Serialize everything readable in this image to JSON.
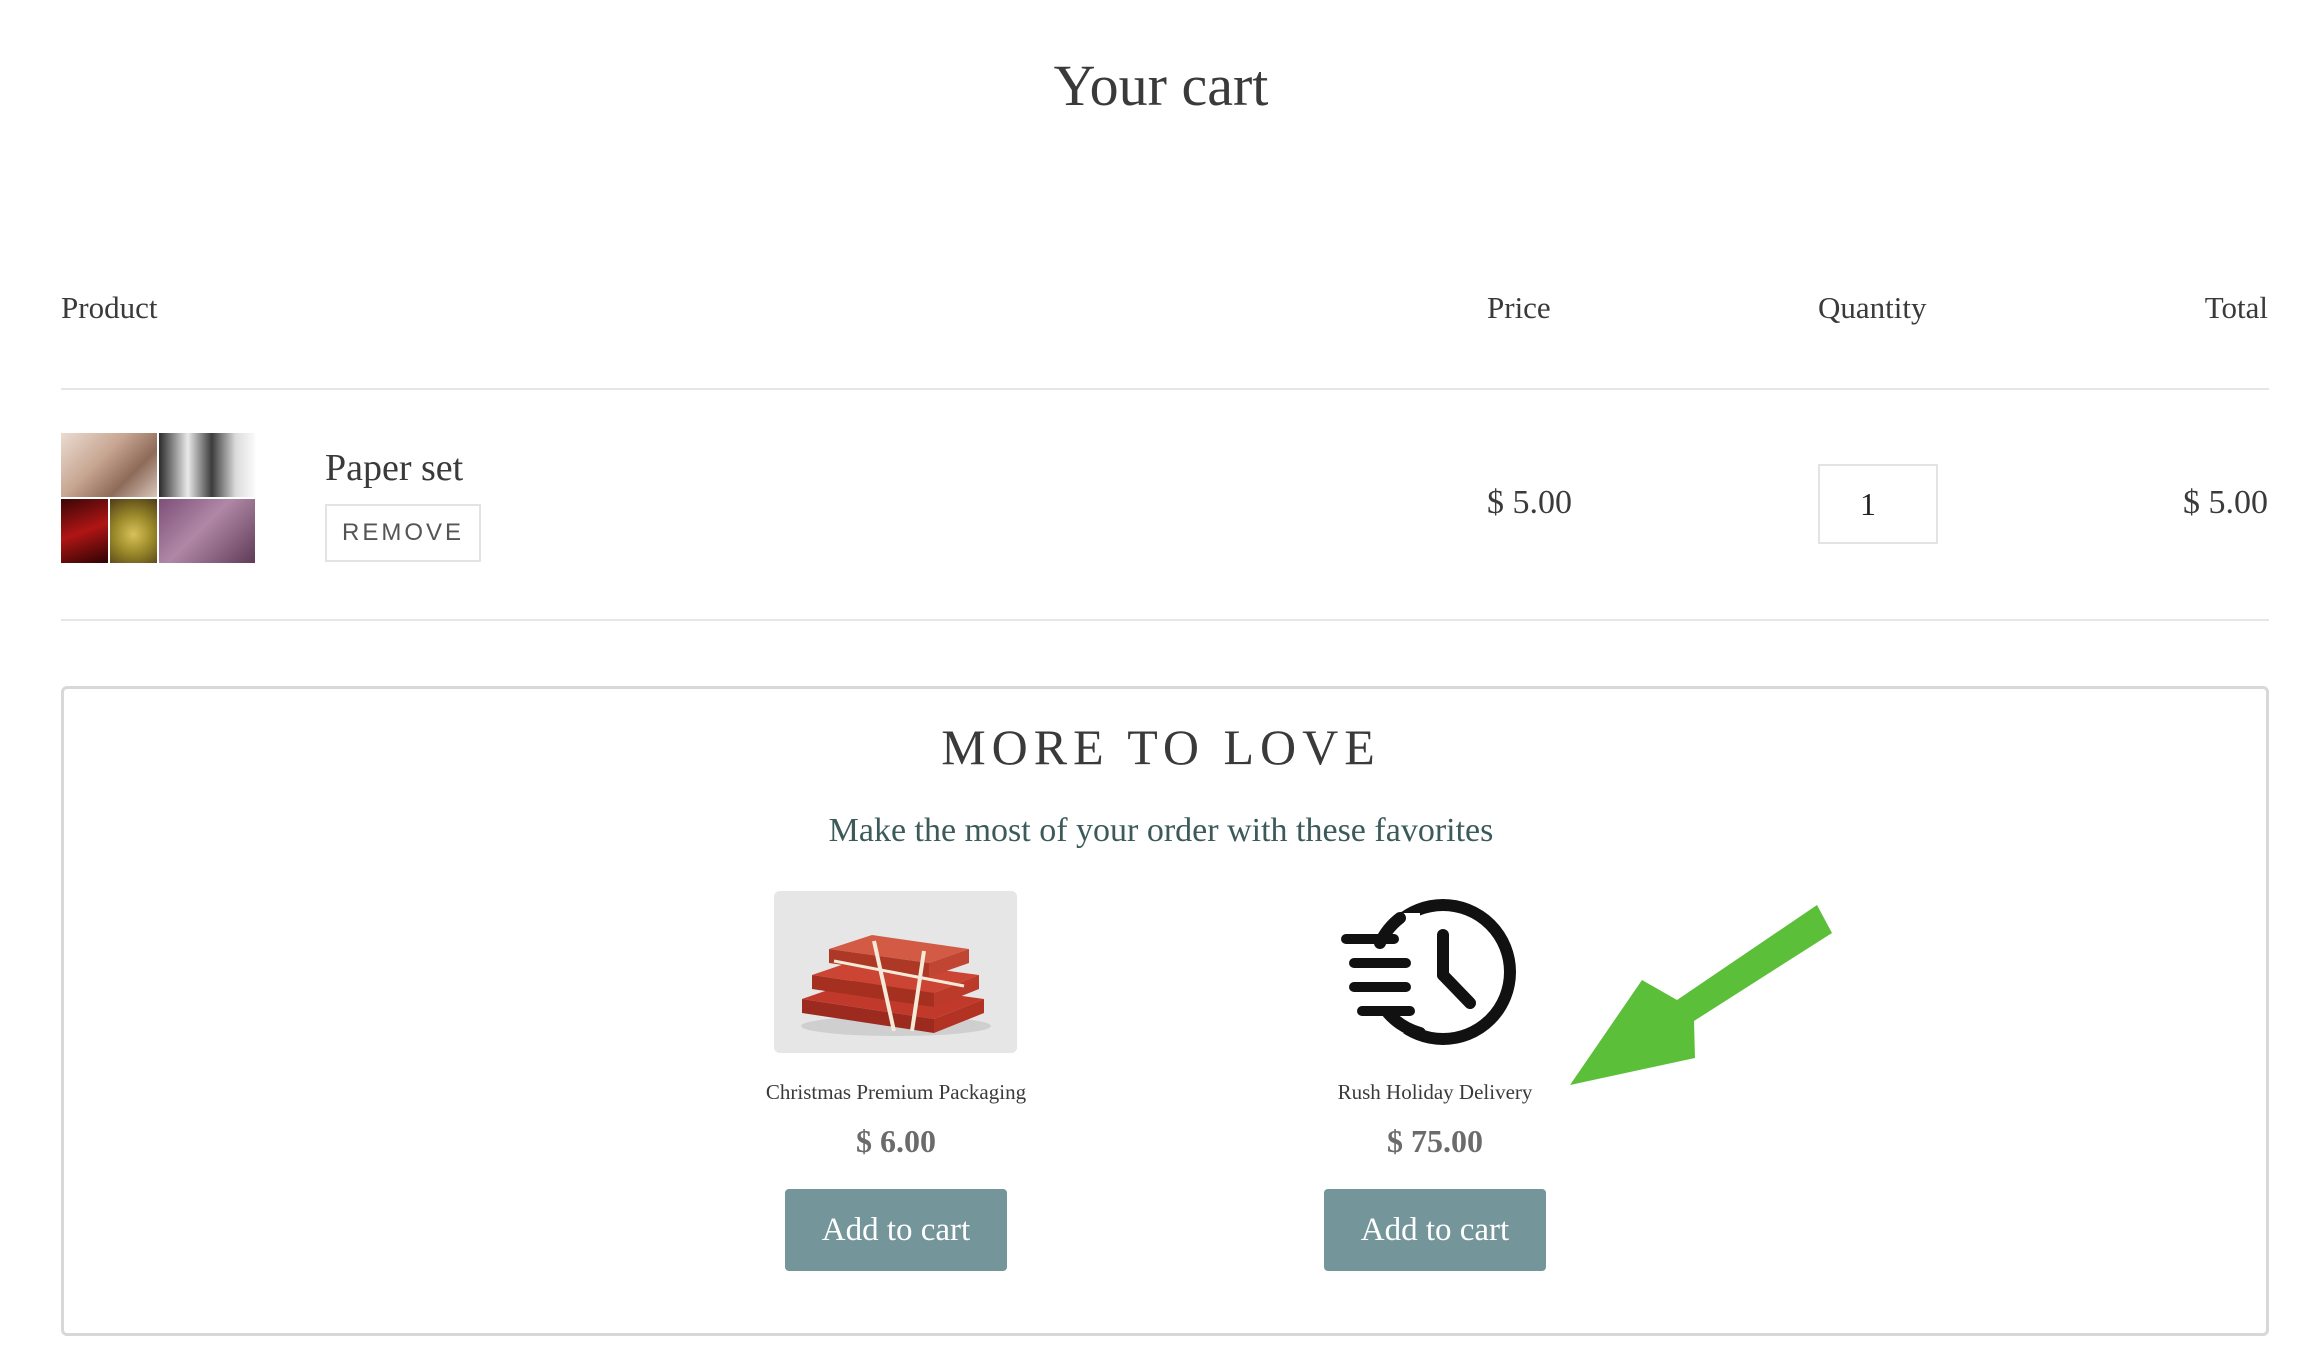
{
  "page": {
    "title": "Your cart"
  },
  "table": {
    "headers": {
      "product": "Product",
      "price": "Price",
      "quantity": "Quantity",
      "total": "Total"
    }
  },
  "items": [
    {
      "name": "Paper set",
      "remove_label": "REMOVE",
      "price": "$ 5.00",
      "quantity": "1",
      "total": "$ 5.00"
    }
  ],
  "upsell": {
    "title": "MORE TO LOVE",
    "subtitle": "Make the most of your order with these favorites",
    "products": [
      {
        "name": "Christmas Premium Packaging",
        "price": "$ 6.00",
        "button": "Add to cart",
        "image": "wrapped-gift-boxes"
      },
      {
        "name": "Rush Holiday Delivery",
        "price": "$ 75.00",
        "button": "Add to cart",
        "icon": "fast-clock-icon"
      }
    ]
  },
  "annotation": {
    "arrow_color": "#5cbf3a",
    "icon": "green-arrow-icon"
  },
  "colors": {
    "button_bg": "#74969a",
    "subtitle": "#3b5a59",
    "divider": "#e6e6e6"
  }
}
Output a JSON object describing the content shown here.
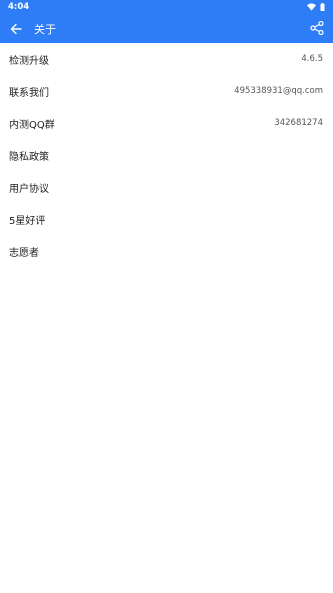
{
  "status": {
    "time": "4:04"
  },
  "appbar": {
    "title": "关于"
  },
  "items": [
    {
      "label": "检测升级",
      "value": "4.6.5"
    },
    {
      "label": "联系我们",
      "value": "495338931@qq.com"
    },
    {
      "label": "内测QQ群",
      "value": "342681274"
    },
    {
      "label": "隐私政策",
      "value": ""
    },
    {
      "label": "用户协议",
      "value": ""
    },
    {
      "label": "5星好评",
      "value": ""
    },
    {
      "label": "志愿者",
      "value": ""
    }
  ],
  "colors": {
    "primary": "#2f7df6"
  }
}
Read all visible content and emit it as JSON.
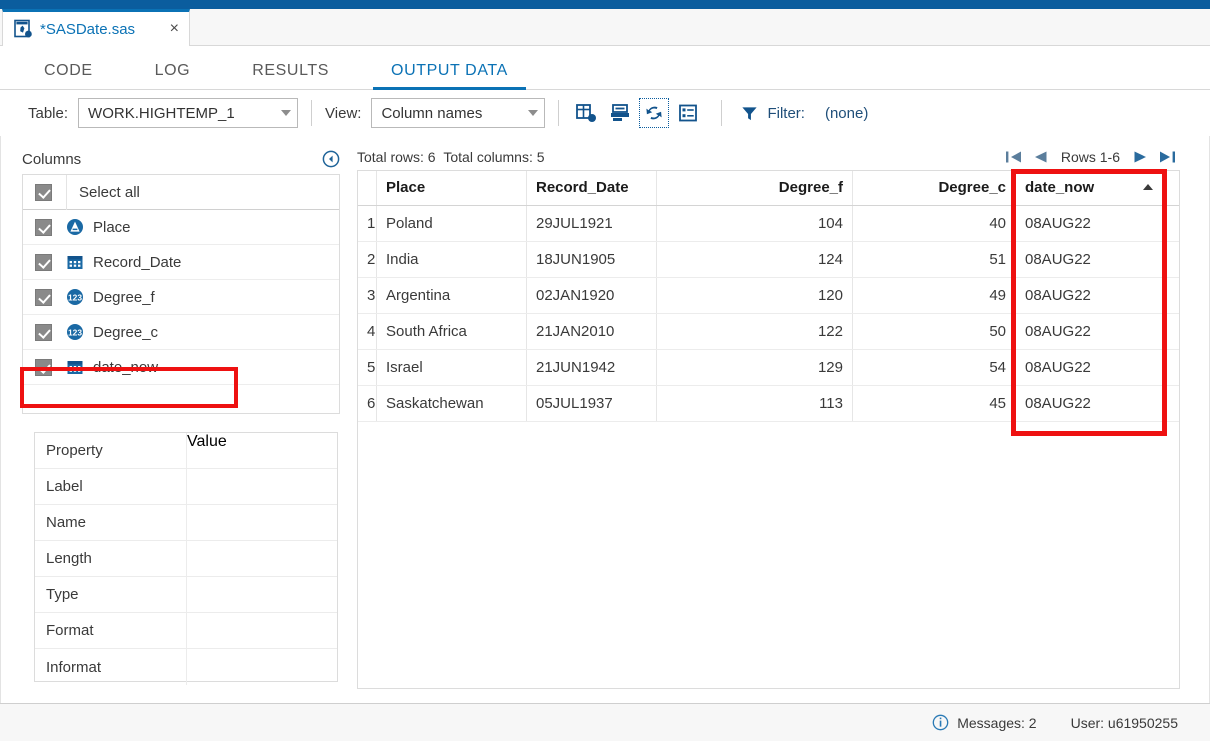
{
  "window": {
    "accent_color": "#0b72b5",
    "appbar_color": "#0b5d9e",
    "highlight_color": "#ee1111"
  },
  "document_tab": {
    "icon": "sas-program-icon",
    "name": "*SASDate.sas",
    "close_label": "×"
  },
  "section_tabs": [
    {
      "label": "CODE",
      "active": false
    },
    {
      "label": "LOG",
      "active": false
    },
    {
      "label": "RESULTS",
      "active": false
    },
    {
      "label": "OUTPUT DATA",
      "active": true
    }
  ],
  "toolbar": {
    "table_label": "Table:",
    "table_value": "WORK.HIGHTEMP_1",
    "view_label": "View:",
    "view_value": "Column names",
    "icons": [
      {
        "name": "new-filtered-table-icon",
        "selected": false
      },
      {
        "name": "save-table-icon",
        "selected": false
      },
      {
        "name": "refresh-icon",
        "selected": true
      },
      {
        "name": "column-properties-icon",
        "selected": false
      }
    ],
    "filter_icon": "filter-icon",
    "filter_label": "Filter:",
    "filter_value": "(none)"
  },
  "columns_panel": {
    "title": "Columns",
    "collapse_icon": "collapse-left-icon",
    "select_all_label": "Select all",
    "items": [
      {
        "label": "Place",
        "type_icon": "char-column-icon",
        "checked": true,
        "highlighted": false
      },
      {
        "label": "Record_Date",
        "type_icon": "date-column-icon",
        "checked": true,
        "highlighted": false
      },
      {
        "label": "Degree_f",
        "type_icon": "num-column-icon",
        "checked": true,
        "highlighted": false
      },
      {
        "label": "Degree_c",
        "type_icon": "num-column-icon",
        "checked": true,
        "highlighted": false
      },
      {
        "label": "date_now",
        "type_icon": "date-column-icon",
        "checked": true,
        "highlighted": true
      }
    ]
  },
  "properties_panel": {
    "header": {
      "property": "Property",
      "value": "Value"
    },
    "rows": [
      {
        "property": "Label",
        "value": ""
      },
      {
        "property": "Name",
        "value": ""
      },
      {
        "property": "Length",
        "value": ""
      },
      {
        "property": "Type",
        "value": ""
      },
      {
        "property": "Format",
        "value": ""
      },
      {
        "property": "Informat",
        "value": ""
      }
    ]
  },
  "grid": {
    "total_rows_label": "Total rows: 6",
    "total_columns_label": "Total columns: 5",
    "pager": {
      "first_icon": "first-page-icon",
      "prev_icon": "previous-page-icon",
      "range_label": "Rows 1-6",
      "next_icon": "next-page-icon",
      "last_icon": "last-page-icon"
    },
    "headers": {
      "place": "Place",
      "record_date": "Record_Date",
      "degree_f": "Degree_f",
      "degree_c": "Degree_c",
      "date_now": "date_now"
    },
    "sorted_column": "date_now",
    "sort_direction": "ascending",
    "rows": [
      {
        "n": "1",
        "place": "Poland",
        "record_date": "29JUL1921",
        "degree_f": "104",
        "degree_c": "40",
        "date_now": "08AUG22"
      },
      {
        "n": "2",
        "place": "India",
        "record_date": "18JUN1905",
        "degree_f": "124",
        "degree_c": "51",
        "date_now": "08AUG22"
      },
      {
        "n": "3",
        "place": "Argentina",
        "record_date": "02JAN1920",
        "degree_f": "120",
        "degree_c": "49",
        "date_now": "08AUG22"
      },
      {
        "n": "4",
        "place": "South Africa",
        "record_date": "21JAN2010",
        "degree_f": "122",
        "degree_c": "50",
        "date_now": "08AUG22"
      },
      {
        "n": "5",
        "place": "Israel",
        "record_date": "21JUN1942",
        "degree_f": "129",
        "degree_c": "54",
        "date_now": "08AUG22"
      },
      {
        "n": "6",
        "place": "Saskatchewan",
        "record_date": "05JUL1937",
        "degree_f": "113",
        "degree_c": "45",
        "date_now": "08AUG22"
      }
    ]
  },
  "status_bar": {
    "messages_icon": "info-icon",
    "messages_label": "Messages: 2",
    "user_label": "User: u61950255"
  }
}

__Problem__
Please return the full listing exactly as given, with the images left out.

__Response below__
Serialize everything readable in this image to JSON.
{
  "page": {
    "title": "Your cart"
  },
  "table": {
    "headers": {
      "product": "Product",
      "price": "Price",
      "quantity": "Quantity",
      "total": "Total"
    }
  },
  "items": [
    {
      "name": "Paper set",
      "remove_label": "REMOVE",
      "price": "$ 5.00",
      "quantity": "1",
      "total": "$ 5.00"
    }
  ],
  "upsell": {
    "title": "MORE TO LOVE",
    "subtitle": "Make the most of your order with these favorites",
    "products": [
      {
        "name": "Christmas Premium Packaging",
        "price": "$ 6.00",
        "button": "Add to cart",
        "image": "wrapped-gift-boxes"
      },
      {
        "name": "Rush Holiday Delivery",
        "price": "$ 75.00",
        "button": "Add to cart",
        "icon": "fast-clock-icon"
      }
    ]
  },
  "annotation": {
    "arrow_color": "#5cbf3a",
    "icon": "green-arrow-icon"
  },
  "colors": {
    "button_bg": "#74969a",
    "subtitle": "#3b5a59",
    "divider": "#e6e6e6"
  }
}
Output a JSON object describing the content shown here.
{
  "status": {
    "time": "4:04"
  },
  "appbar": {
    "title": "关于"
  },
  "items": [
    {
      "label": "检测升级",
      "value": "4.6.5"
    },
    {
      "label": "联系我们",
      "value": "495338931@qq.com"
    },
    {
      "label": "内测QQ群",
      "value": "342681274"
    },
    {
      "label": "隐私政策",
      "value": ""
    },
    {
      "label": "用户协议",
      "value": ""
    },
    {
      "label": "5星好评",
      "value": ""
    },
    {
      "label": "志愿者",
      "value": ""
    }
  ],
  "colors": {
    "primary": "#2f7df6"
  }
}
Read all visible content and emit it as JSON.
{
  "window": {
    "accent_color": "#0b72b5",
    "appbar_color": "#0b5d9e",
    "highlight_color": "#ee1111"
  },
  "document_tab": {
    "icon": "sas-program-icon",
    "name": "*SASDate.sas",
    "close_label": "×"
  },
  "section_tabs": [
    {
      "label": "CODE",
      "active": false
    },
    {
      "label": "LOG",
      "active": false
    },
    {
      "label": "RESULTS",
      "active": false
    },
    {
      "label": "OUTPUT DATA",
      "active": true
    }
  ],
  "toolbar": {
    "table_label": "Table:",
    "table_value": "WORK.HIGHTEMP_1",
    "view_label": "View:",
    "view_value": "Column names",
    "icons": [
      {
        "name": "new-filtered-table-icon",
        "selected": false
      },
      {
        "name": "save-table-icon",
        "selected": false
      },
      {
        "name": "refresh-icon",
        "selected": true
      },
      {
        "name": "column-properties-icon",
        "selected": false
      }
    ],
    "filter_icon": "filter-icon",
    "filter_label": "Filter:",
    "filter_value": "(none)"
  },
  "columns_panel": {
    "title": "Columns",
    "collapse_icon": "collapse-left-icon",
    "select_all_label": "Select all",
    "items": [
      {
        "label": "Place",
        "type_icon": "char-column-icon",
        "checked": true,
        "highlighted": false
      },
      {
        "label": "Record_Date",
        "type_icon": "date-column-icon",
        "checked": true,
        "highlighted": false
      },
      {
        "label": "Degree_f",
        "type_icon": "num-column-icon",
        "checked": true,
        "highlighted": false
      },
      {
        "label": "Degree_c",
        "type_icon": "num-column-icon",
        "checked": true,
        "highlighted": false
      },
      {
        "label": "date_now",
        "type_icon": "date-column-icon",
        "checked": true,
        "highlighted": true
      }
    ]
  },
  "properties_panel": {
    "header": {
      "property": "Property",
      "value": "Value"
    },
    "rows": [
      {
        "property": "Label",
        "value": ""
      },
      {
        "property": "Name",
        "value": ""
      },
      {
        "property": "Length",
        "value": ""
      },
      {
        "property": "Type",
        "value": ""
      },
      {
        "property": "Format",
        "value": ""
      },
      {
        "property": "Informat",
        "value": ""
      }
    ]
  },
  "grid": {
    "total_rows_label": "Total rows: 6",
    "total_columns_label": "Total columns: 5",
    "pager": {
      "first_icon": "first-page-icon",
      "prev_icon": "previous-page-icon",
      "range_label": "Rows 1-6",
      "next_icon": "next-page-icon",
      "last_icon": "last-page-icon"
    },
    "headers": {
      "place": "Place",
      "record_date": "Record_Date",
      "degree_f": "Degree_f",
      "degree_c": "Degree_c",
      "date_now": "date_now"
    },
    "sorted_column": "date_now",
    "sort_direction": "ascending",
    "rows": [
      {
        "n": "1",
        "place": "Poland",
        "record_date": "29JUL1921",
        "degree_f": "104",
        "degree_c": "40",
        "date_now": "08AUG22"
      },
      {
        "n": "2",
        "place": "India",
        "record_date": "18JUN1905",
        "degree_f": "124",
        "degree_c": "51",
        "date_now": "08AUG22"
      },
      {
        "n": "3",
        "place": "Argentina",
        "record_date": "02JAN1920",
        "degree_f": "120",
        "degree_c": "49",
        "date_now": "08AUG22"
      },
      {
        "n": "4",
        "place": "South Africa",
        "record_date": "21JAN2010",
        "degree_f": "122",
        "degree_c": "50",
        "date_now": "08AUG22"
      },
      {
        "n": "5",
        "place": "Israel",
        "record_date": "21JUN1942",
        "degree_f": "129",
        "degree_c": "54",
        "date_now": "08AUG22"
      },
      {
        "n": "6",
        "place": "Saskatchewan",
        "record_date": "05JUL1937",
        "degree_f": "113",
        "degree_c": "45",
        "date_now": "08AUG22"
      }
    ]
  },
  "status_bar": {
    "messages_icon": "info-icon",
    "messages_label": "Messages: 2",
    "user_label": "User: u61950255"
  }
}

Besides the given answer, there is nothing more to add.